Website and app data records:
══════════════════════════════
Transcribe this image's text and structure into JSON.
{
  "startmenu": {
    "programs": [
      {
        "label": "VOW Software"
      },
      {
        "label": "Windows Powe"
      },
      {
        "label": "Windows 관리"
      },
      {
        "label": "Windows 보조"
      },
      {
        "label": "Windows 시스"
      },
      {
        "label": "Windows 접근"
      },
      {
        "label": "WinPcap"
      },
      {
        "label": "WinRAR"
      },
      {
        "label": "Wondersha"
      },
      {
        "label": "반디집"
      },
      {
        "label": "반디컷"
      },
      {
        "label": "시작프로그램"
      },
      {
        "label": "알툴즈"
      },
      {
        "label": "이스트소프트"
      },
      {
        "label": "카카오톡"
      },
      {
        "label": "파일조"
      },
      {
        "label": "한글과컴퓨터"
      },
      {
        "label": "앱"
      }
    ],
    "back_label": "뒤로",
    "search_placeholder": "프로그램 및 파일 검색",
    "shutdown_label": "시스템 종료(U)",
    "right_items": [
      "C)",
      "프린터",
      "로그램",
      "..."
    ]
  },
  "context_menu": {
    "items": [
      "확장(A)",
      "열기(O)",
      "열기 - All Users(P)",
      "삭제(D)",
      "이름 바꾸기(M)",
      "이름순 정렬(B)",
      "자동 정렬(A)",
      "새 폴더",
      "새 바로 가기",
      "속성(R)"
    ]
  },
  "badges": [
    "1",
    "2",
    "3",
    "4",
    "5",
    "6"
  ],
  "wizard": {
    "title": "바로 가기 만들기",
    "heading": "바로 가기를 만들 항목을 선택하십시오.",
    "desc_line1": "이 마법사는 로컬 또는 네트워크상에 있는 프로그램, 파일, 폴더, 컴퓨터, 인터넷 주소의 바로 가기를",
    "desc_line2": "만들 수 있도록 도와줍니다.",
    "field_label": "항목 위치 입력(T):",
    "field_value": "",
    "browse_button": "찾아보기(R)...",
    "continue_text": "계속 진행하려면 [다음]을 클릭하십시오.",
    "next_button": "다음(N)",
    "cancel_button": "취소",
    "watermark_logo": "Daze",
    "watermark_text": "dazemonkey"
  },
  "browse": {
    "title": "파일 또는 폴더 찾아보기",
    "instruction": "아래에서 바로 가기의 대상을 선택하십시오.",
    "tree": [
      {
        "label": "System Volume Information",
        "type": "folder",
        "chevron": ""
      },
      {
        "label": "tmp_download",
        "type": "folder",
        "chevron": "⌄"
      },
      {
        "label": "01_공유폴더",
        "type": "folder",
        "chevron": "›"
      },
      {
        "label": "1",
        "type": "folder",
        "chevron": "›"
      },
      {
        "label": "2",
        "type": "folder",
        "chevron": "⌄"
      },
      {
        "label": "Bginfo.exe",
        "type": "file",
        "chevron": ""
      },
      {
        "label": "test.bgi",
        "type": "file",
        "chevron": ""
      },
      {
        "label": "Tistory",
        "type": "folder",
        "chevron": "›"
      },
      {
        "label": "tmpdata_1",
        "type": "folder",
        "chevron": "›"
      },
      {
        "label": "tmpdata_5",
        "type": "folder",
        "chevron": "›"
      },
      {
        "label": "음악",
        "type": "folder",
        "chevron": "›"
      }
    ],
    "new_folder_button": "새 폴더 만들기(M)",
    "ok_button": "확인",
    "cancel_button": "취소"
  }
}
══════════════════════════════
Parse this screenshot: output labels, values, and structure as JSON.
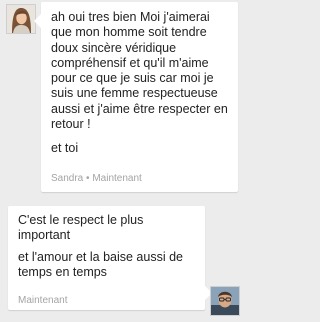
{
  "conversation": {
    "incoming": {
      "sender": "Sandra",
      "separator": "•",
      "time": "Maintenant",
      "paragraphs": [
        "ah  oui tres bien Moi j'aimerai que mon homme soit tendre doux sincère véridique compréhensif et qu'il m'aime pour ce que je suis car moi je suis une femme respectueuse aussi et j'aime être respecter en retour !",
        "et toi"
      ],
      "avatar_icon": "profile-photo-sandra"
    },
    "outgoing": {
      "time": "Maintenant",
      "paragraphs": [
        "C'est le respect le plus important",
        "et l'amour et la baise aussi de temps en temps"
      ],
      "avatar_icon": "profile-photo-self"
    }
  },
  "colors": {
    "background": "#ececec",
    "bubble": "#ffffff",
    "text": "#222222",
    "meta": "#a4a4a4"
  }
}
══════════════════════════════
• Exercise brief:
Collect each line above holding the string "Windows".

• Reply:
        "label": "Windows Powe"
        "label": "Windows 관리"
        "label": "Windows 보조"
        "label": "Windows 시스"
        "label": "Windows 접근"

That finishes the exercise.